BRUSSELS. Natural gas futures prices in Europe jumped more than 23 percent when trading began on Wednesday morning, hours after Russia’s state-owned Gazprom told Poland and Bulgaria it was cutting fuel supplies.
Gazprom’s move came just as the United States and its allies agreed to send more weapons to Ukraine to help the country defend its territory from Russian invasion.
The reaction of the market underlined that the decisive, terrible moment of the war had arrived: a serious disruption of Russian natural gas exports to the European Union.
Poland and Bulgaria are heavily dependent on Russian gas exports, as is Germany, which is the de facto economic and political leader of the bloc and has refrained from pushing for quick new sanctions against the Russian energy sector.
Clear spring weather in Europe for now could soften the immediate blow from a gas shutdown, but the need to replace Gazprom’s supplies with alternative sources will be urgent. There is no doubt that already high gas prices will continue to rise, eventually pushing up already high inflation rates and hurting consumers across the European Union.
In response to the news, Ursula von der Leyen, President of the European Commission, said in a statement on Wednesday morning that the bloc was preparing to cut off gas supplies to Russia.
“Gazprom’s announcement that it is unilaterally cutting off gas supplies to consumers in Europe is yet another attempt by Russia to use gas as a blackmail tool,” she said, adding that she was working with allies to secure gas supplies for the affected member . states, and that the agency’s gas coordination group met on Wednesday morning to prepare a response.
So far, the European Union has imposed sanctions on Russian coal, which is actively used by both Poland and Germany, and is preparing the details of an oil embargo. But the embargo on Russian gas has long been seen as a Rubicon that the European Union should not cross because of how heavily Germany and other countries depend on it for heat and power.
Now it appears that Russia has decided to act first and block gas exports itself after EU countries refused to pay for gas imports in rubles, as demanded by President Vladimir Putin.
Mr. Putin is desperate to get paid in Russian currency because his ability to convert dollars and euros into rubles, which he can then use for his military operations in Ukraine, has been limited by measures that ban financial institutions in Europe and the United States. from interacting with the Russian central bank.
Bulgaria’s energy minister Alexander Nikolov said on Wednesday morning that his country has enough gas reserves for one month and is looking for alternatives.
“Bulgaria will not enter into negotiations under pressure and with a bowed head. Bulgaria is not inferior and is not sold for any money to any trading counterparty,” Mr. Nikolov said. “Obviously, natural gas is being used as a political and economic weapon,” he added.
Polish officials were equally confident on Tuesday evening.

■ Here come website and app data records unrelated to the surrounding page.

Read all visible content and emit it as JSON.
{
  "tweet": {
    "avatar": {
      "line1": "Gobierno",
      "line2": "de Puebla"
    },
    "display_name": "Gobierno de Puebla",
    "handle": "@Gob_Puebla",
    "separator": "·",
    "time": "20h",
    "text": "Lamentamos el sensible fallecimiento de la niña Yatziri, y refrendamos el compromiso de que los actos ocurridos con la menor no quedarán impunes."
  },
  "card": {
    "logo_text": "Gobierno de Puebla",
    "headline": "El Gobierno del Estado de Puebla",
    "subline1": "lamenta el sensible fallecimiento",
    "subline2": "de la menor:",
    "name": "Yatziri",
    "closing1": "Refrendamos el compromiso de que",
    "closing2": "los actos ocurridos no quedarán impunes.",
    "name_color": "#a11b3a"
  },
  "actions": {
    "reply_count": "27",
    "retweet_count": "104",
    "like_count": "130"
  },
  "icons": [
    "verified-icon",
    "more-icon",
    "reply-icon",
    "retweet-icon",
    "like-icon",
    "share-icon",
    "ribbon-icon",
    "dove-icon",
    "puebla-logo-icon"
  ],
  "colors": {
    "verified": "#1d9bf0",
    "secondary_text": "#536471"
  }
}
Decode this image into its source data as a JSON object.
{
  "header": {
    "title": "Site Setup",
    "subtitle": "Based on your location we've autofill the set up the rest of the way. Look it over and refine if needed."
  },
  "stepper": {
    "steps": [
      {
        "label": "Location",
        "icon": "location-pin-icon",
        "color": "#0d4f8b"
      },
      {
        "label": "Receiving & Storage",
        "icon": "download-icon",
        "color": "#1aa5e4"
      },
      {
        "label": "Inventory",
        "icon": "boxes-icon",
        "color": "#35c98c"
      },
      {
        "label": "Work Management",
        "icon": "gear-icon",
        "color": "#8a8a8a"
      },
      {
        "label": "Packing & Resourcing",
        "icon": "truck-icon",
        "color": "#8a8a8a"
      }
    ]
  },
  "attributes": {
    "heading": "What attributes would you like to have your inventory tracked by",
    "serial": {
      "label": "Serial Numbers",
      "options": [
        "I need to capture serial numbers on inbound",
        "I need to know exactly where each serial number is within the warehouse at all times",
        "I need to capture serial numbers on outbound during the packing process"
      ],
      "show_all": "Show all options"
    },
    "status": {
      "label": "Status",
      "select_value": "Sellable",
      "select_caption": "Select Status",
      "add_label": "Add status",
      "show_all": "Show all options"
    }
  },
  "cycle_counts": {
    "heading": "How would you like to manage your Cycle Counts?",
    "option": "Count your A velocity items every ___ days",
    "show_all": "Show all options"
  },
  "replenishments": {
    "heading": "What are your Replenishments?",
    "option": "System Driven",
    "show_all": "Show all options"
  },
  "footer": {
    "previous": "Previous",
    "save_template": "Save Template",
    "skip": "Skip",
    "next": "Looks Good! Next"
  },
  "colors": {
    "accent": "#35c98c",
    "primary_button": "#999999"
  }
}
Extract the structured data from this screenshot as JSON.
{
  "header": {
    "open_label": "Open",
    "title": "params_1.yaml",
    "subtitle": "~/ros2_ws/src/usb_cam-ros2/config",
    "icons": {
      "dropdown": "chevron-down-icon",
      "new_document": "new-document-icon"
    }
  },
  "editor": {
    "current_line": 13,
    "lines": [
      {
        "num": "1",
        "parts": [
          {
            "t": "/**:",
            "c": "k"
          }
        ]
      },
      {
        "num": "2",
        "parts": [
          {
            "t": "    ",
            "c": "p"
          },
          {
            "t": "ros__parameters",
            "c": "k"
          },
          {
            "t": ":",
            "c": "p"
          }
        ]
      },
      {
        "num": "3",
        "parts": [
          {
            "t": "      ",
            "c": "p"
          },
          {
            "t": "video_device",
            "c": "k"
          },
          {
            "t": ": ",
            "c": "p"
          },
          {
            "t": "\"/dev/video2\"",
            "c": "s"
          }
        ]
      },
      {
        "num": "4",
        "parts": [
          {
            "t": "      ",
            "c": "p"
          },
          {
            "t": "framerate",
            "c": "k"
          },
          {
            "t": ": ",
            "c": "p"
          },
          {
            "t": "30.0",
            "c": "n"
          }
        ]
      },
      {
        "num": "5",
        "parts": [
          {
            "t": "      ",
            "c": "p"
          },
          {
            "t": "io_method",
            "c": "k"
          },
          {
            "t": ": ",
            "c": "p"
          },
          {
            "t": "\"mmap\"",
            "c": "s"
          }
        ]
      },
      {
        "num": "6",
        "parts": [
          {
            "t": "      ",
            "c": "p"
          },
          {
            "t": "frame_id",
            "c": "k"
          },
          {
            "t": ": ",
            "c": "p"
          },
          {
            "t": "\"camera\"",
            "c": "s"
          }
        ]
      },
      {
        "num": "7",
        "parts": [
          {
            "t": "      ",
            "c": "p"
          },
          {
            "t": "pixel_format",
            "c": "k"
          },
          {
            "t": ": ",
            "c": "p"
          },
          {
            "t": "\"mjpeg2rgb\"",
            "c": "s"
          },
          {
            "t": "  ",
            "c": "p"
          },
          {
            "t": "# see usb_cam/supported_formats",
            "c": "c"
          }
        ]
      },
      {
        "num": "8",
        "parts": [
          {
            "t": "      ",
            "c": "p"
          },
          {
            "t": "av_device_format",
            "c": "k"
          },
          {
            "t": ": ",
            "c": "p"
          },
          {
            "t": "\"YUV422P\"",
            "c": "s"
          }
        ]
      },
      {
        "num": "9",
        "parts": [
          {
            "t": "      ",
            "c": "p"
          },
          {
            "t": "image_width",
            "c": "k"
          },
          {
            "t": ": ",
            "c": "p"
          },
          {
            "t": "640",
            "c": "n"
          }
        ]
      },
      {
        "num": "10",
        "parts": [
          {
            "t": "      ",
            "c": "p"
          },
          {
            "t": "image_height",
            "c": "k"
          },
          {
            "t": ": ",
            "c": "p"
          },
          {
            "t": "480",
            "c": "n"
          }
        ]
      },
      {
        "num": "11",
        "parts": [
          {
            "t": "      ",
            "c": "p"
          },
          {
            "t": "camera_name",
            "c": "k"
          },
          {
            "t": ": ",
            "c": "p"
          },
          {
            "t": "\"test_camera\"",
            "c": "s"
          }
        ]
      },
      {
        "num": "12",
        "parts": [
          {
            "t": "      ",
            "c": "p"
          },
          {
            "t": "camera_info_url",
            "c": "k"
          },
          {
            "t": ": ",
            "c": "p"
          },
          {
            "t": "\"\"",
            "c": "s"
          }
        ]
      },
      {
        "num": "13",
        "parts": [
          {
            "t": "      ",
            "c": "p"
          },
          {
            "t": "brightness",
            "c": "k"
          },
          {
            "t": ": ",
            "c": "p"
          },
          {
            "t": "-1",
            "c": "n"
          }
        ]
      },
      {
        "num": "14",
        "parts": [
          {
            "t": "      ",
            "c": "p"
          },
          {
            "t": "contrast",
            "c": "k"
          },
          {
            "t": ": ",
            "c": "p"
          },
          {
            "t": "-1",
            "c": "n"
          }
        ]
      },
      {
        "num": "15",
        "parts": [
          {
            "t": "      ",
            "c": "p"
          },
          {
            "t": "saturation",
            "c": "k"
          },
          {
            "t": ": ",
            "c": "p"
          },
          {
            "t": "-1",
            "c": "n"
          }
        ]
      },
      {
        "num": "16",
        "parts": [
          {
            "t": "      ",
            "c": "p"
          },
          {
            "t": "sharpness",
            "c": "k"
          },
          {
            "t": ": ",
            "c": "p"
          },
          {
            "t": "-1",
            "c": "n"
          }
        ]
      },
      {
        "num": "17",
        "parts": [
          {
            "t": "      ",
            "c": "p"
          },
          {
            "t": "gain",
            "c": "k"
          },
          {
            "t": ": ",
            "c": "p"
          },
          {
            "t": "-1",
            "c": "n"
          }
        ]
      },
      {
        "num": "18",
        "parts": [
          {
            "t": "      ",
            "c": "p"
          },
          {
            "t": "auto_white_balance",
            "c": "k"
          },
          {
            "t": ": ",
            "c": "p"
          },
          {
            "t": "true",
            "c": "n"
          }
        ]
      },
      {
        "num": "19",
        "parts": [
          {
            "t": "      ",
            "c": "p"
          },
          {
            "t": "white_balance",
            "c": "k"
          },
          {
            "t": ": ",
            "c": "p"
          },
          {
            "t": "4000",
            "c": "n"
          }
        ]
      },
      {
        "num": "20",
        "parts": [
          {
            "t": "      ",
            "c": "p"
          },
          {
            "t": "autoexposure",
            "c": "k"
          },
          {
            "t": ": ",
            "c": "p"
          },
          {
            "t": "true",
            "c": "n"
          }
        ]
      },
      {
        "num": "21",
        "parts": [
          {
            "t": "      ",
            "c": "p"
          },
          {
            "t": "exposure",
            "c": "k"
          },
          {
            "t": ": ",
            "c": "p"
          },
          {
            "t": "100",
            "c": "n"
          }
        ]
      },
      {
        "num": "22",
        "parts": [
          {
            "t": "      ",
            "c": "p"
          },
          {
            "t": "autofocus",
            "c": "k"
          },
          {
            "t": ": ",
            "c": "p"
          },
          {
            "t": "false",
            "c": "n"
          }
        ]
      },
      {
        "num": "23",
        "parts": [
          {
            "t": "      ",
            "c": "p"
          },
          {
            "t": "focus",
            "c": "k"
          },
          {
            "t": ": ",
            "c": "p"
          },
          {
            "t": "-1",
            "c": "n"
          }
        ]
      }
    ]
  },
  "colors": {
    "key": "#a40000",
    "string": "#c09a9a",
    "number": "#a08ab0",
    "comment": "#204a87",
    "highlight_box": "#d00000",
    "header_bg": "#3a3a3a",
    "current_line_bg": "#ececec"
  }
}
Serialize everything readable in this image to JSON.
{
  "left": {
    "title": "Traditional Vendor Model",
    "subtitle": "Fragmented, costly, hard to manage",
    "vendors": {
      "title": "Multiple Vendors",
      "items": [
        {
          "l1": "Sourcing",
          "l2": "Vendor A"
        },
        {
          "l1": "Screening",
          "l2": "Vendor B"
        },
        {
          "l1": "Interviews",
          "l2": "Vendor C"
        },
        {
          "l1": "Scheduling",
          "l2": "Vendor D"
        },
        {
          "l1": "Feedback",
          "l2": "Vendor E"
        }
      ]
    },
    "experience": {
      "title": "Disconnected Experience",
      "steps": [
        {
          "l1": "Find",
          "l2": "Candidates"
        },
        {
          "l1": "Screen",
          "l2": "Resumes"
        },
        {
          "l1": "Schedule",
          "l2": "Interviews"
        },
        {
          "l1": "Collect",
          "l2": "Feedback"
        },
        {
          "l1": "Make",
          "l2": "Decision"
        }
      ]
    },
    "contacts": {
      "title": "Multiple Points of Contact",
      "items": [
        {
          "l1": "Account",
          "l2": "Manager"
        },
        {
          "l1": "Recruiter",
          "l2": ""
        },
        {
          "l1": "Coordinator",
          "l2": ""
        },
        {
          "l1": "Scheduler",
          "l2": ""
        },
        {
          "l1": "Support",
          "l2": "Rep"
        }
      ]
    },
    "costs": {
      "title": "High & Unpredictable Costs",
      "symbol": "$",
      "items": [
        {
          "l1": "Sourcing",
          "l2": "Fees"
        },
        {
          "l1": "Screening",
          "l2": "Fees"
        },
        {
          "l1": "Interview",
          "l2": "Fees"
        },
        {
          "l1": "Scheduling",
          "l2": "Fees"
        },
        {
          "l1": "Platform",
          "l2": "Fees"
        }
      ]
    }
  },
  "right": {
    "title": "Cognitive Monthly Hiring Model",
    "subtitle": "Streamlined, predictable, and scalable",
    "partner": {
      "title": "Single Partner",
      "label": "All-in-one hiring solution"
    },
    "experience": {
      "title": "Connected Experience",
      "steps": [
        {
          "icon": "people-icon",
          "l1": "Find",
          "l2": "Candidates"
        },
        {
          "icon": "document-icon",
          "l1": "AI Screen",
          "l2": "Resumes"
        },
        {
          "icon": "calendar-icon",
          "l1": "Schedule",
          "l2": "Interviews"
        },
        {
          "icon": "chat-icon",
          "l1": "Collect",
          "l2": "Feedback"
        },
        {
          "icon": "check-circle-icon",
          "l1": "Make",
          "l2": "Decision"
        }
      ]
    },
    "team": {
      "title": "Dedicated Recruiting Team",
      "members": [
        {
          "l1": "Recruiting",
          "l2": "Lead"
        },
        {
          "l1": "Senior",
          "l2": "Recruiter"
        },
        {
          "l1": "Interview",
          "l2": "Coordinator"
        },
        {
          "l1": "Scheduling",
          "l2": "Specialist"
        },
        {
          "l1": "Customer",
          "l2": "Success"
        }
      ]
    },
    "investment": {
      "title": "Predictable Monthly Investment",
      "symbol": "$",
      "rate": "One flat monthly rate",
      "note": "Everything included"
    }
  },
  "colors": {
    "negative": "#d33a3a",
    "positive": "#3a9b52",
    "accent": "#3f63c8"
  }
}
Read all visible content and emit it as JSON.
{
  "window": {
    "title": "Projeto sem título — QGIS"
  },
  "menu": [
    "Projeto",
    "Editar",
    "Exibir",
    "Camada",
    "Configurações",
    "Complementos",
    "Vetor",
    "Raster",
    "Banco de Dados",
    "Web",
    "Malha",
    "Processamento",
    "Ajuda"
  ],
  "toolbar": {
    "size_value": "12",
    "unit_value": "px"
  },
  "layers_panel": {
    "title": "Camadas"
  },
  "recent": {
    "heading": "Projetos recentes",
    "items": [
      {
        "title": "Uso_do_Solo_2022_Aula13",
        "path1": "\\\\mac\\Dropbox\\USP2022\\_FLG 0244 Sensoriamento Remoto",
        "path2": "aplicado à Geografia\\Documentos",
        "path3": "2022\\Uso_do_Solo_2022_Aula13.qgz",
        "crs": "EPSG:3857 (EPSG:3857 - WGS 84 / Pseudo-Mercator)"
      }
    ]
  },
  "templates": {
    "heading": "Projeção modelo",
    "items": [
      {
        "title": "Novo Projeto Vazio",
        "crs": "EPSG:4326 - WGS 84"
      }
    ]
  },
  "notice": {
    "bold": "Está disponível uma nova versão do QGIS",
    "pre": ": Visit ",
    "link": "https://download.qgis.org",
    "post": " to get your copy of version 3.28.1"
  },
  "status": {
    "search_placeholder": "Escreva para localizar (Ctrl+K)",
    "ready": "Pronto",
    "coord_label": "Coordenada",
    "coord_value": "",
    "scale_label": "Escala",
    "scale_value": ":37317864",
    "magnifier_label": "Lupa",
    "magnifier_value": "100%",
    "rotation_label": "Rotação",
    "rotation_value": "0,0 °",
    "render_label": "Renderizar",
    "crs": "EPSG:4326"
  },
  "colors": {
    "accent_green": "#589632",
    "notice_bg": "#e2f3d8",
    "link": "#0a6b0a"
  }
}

Poland’s Climate Minister Anna Moskva downplayed Russia’s decision, saying at a press conference in Warsaw that “we are ready to cut off completely” from Russian gas.